| ACTION ITEM |
Print out the data below in full and exactly, skipping the pictures.
***** EXTRACTED INFORMATION
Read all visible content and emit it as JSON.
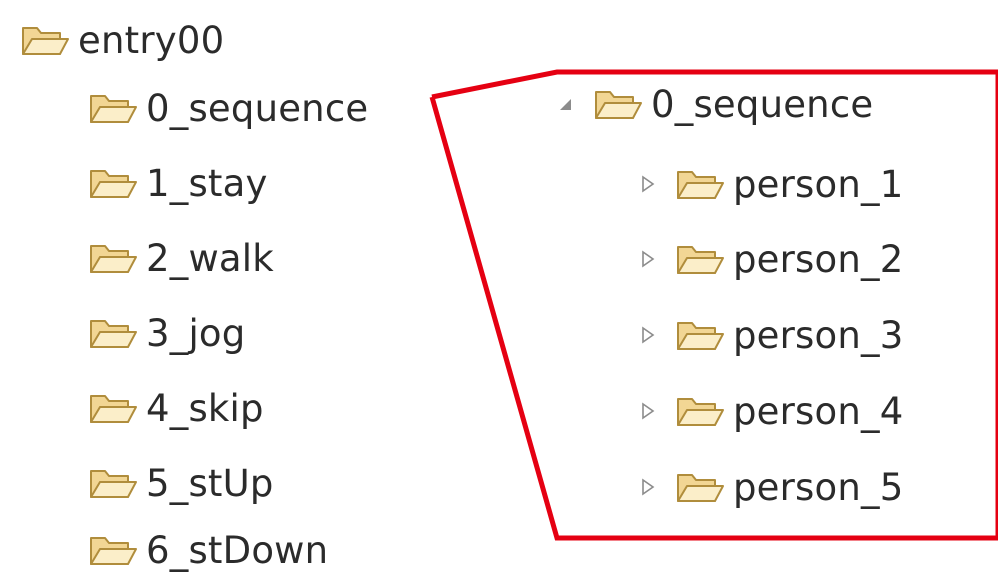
{
  "colors": {
    "highlight": "#e50012",
    "folder_outline": "#b08d3c",
    "folder_fill": "#f2d694",
    "expander": "#8c8c8c"
  },
  "left_tree": {
    "root": {
      "label": "entry00",
      "icon": "folder-open-icon"
    },
    "children": [
      {
        "label": "0_sequence",
        "icon": "folder-open-icon"
      },
      {
        "label": "1_stay",
        "icon": "folder-open-icon"
      },
      {
        "label": "2_walk",
        "icon": "folder-open-icon"
      },
      {
        "label": "3_jog",
        "icon": "folder-open-icon"
      },
      {
        "label": "4_skip",
        "icon": "folder-open-icon"
      },
      {
        "label": "5_stUp",
        "icon": "folder-open-icon"
      },
      {
        "label": "6_stDown",
        "icon": "folder-open-icon"
      }
    ]
  },
  "right_tree": {
    "root": {
      "label": "0_sequence",
      "icon": "folder-open-icon",
      "expander": "expanded-triangle-icon"
    },
    "children": [
      {
        "label": "person_1",
        "icon": "folder-open-icon",
        "expander": "collapsed-triangle-icon"
      },
      {
        "label": "person_2",
        "icon": "folder-open-icon",
        "expander": "collapsed-triangle-icon"
      },
      {
        "label": "person_3",
        "icon": "folder-open-icon",
        "expander": "collapsed-triangle-icon"
      },
      {
        "label": "person_4",
        "icon": "folder-open-icon",
        "expander": "collapsed-triangle-icon"
      },
      {
        "label": "person_5",
        "icon": "folder-open-icon",
        "expander": "collapsed-triangle-icon"
      }
    ]
  }
}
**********
| SOLVED EXERCISE |
Read all visible content and emit it as JSON.
{
  "colors": {
    "highlight": "#e50012",
    "folder_outline": "#b08d3c",
    "folder_fill": "#f2d694",
    "expander": "#8c8c8c"
  },
  "left_tree": {
    "root": {
      "label": "entry00",
      "icon": "folder-open-icon"
    },
    "children": [
      {
        "label": "0_sequence",
        "icon": "folder-open-icon"
      },
      {
        "label": "1_stay",
        "icon": "folder-open-icon"
      },
      {
        "label": "2_walk",
        "icon": "folder-open-icon"
      },
      {
        "label": "3_jog",
        "icon": "folder-open-icon"
      },
      {
        "label": "4_skip",
        "icon": "folder-open-icon"
      },
      {
        "label": "5_stUp",
        "icon": "folder-open-icon"
      },
      {
        "label": "6_stDown",
        "icon": "folder-open-icon"
      }
    ]
  },
  "right_tree": {
    "root": {
      "label": "0_sequence",
      "icon": "folder-open-icon",
      "expander": "expanded-triangle-icon"
    },
    "children": [
      {
        "label": "person_1",
        "icon": "folder-open-icon",
        "expander": "collapsed-triangle-icon"
      },
      {
        "label": "person_2",
        "icon": "folder-open-icon",
        "expander": "collapsed-triangle-icon"
      },
      {
        "label": "person_3",
        "icon": "folder-open-icon",
        "expander": "collapsed-triangle-icon"
      },
      {
        "label": "person_4",
        "icon": "folder-open-icon",
        "expander": "collapsed-triangle-icon"
      },
      {
        "label": "person_5",
        "icon": "folder-open-icon",
        "expander": "collapsed-triangle-icon"
      }
    ]
  }
}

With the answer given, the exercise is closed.